Of course all of these are debunked best not by my diatribes, and not by reasoning logic or debating character traits. They are all most easily debunked by one sentence in the novel The Force Awakens, to wit a sentence in Chapter XVII:

“Then, as the light from outside was fully blocked by the flow of descending, accumulating dark energy, Ren ignited the lightsaber – and the fiery red beam lanced outward to pierce Han’s chest from front to back.”  The Force Awakens, by Alan Dean Foster

Did you catch that? It’s subtle, but it’s there. Read it over again, and I think you’ll see the line I’m talking about.

Which is not to say that these theories come from a poor understanding of the character necessarily. They come from the same place that Lucas’ change making Greedo shoot first. They come from a place of wanting Han to be a better person than he is. They want him to be heroic any way they can, but he’s simply not that guy. And these theories I’ve shared with you don’t make him a hero in any case. They make him, if they had any shred of veracity to them, a chump. A good chump, and a noble one, but I think at the end of the day Han Solo is not a chump.

If you’ve not read the novel of Episode VII you definitely should. Foster’s writing is of course far better than mine, so I’ll spare you my reasoning, but trust me that the discussion and internal monologue within Ren before and after his patricide are worth the price of the book alone.

And when you think about it, that act bears dark and promising tidings. There are only three other patricides in Star Wars (all Legends sources, but nonetheless): Vitiate, the Sith Emperor who lived for a thousand years killed his father as a child. Bane, the founder of the Rule of Two and progenitor of the Sith Lineage which led to the fall of the Jedi, killed his father as well, albeit unintentionally. And lastly, perhaps most auspiciously, Palpatine himself killed his father quite early in his career, after which he was free to embark on the path of the Sith.

So it’s looking pretty good for the new kid, if he can get his head straight and not let girl troubles distract him.

Thanks for reading this episode of Imperial Dispatch.
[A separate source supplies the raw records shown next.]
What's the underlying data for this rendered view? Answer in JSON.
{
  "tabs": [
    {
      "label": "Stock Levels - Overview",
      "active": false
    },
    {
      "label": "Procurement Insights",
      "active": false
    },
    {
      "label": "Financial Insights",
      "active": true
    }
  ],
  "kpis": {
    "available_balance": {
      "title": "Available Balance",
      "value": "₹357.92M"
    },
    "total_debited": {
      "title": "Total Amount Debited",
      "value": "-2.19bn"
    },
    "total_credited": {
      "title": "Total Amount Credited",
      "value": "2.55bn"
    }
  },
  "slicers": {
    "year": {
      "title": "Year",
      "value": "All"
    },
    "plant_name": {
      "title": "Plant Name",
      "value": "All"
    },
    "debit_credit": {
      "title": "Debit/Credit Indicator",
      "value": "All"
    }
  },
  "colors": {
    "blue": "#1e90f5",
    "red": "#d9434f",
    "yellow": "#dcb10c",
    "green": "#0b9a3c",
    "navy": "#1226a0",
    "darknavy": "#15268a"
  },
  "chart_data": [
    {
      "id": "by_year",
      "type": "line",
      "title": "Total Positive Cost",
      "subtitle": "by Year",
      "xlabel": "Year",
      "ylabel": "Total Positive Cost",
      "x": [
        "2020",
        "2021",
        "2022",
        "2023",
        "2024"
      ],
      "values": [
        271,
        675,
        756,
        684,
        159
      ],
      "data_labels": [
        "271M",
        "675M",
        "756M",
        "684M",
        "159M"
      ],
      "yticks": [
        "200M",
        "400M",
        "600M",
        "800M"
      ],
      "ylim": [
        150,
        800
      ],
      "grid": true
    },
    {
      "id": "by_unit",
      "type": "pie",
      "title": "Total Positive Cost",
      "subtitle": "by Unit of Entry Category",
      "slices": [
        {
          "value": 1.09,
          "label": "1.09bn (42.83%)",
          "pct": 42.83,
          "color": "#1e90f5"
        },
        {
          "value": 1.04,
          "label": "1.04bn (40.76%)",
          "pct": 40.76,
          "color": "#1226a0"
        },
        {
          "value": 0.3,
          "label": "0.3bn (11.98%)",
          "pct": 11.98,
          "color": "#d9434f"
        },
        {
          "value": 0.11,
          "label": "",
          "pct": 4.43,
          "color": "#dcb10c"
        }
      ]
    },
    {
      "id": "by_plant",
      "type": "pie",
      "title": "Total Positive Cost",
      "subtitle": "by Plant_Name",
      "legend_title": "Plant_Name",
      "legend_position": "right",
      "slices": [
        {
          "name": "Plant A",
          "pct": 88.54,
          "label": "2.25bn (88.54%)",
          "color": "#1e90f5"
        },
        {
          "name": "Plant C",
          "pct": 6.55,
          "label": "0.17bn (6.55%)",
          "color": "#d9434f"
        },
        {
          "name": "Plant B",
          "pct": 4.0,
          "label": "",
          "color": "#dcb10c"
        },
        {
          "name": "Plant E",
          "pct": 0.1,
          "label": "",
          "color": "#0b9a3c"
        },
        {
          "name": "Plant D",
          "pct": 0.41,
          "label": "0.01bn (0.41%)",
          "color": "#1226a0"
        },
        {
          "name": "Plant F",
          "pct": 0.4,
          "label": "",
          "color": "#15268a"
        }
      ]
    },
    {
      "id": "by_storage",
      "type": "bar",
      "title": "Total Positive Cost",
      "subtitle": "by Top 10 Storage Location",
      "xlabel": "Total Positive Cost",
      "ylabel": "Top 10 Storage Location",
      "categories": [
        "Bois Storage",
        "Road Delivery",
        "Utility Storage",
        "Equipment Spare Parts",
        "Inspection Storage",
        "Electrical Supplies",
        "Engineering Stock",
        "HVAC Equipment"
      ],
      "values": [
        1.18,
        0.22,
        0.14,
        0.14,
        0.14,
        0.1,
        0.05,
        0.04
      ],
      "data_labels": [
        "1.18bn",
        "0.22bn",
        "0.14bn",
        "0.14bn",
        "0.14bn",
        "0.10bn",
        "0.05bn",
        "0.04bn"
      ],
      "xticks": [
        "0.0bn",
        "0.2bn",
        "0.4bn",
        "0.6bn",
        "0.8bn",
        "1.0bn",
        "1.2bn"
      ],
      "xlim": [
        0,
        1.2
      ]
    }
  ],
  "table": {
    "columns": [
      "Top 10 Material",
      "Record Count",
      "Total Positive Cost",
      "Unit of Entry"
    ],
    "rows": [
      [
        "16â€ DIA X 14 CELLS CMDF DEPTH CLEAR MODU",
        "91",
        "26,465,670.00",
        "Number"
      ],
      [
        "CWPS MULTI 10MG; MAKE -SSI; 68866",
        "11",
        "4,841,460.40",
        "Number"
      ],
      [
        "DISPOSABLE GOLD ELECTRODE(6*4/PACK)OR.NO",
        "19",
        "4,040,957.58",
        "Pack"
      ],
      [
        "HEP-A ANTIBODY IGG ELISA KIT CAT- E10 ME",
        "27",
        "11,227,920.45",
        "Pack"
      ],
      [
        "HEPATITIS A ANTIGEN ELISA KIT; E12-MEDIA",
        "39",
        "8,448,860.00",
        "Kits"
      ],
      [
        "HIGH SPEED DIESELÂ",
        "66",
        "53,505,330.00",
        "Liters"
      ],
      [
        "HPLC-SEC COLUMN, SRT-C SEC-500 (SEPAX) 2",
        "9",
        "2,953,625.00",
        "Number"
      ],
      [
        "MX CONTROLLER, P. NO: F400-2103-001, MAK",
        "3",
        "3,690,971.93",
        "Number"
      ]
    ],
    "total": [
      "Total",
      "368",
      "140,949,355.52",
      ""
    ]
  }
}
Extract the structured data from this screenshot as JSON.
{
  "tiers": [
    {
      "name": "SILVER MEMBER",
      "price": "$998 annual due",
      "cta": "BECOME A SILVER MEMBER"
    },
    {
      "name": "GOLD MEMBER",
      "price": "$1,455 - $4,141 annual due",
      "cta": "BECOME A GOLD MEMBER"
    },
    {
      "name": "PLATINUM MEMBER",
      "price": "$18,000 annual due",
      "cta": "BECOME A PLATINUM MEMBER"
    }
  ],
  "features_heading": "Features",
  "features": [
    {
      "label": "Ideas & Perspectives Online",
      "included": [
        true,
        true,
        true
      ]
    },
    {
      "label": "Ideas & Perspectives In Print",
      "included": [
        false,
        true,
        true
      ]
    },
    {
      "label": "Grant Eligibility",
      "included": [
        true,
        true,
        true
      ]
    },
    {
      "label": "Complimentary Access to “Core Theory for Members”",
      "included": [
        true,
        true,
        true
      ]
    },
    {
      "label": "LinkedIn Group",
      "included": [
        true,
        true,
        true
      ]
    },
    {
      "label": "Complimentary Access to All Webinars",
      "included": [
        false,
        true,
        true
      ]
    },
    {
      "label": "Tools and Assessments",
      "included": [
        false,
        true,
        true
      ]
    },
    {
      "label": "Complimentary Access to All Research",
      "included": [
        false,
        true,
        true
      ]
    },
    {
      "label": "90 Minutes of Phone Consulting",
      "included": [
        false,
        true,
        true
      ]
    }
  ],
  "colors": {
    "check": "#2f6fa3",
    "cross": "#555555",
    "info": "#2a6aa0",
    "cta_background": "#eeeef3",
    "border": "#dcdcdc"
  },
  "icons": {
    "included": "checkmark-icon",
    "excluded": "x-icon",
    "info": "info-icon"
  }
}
Brian Karasek can be found discussing Star Wars on channelstarwars.com, both YouTube and Podcasts. Find us on iTunes and subscribe on YouTube!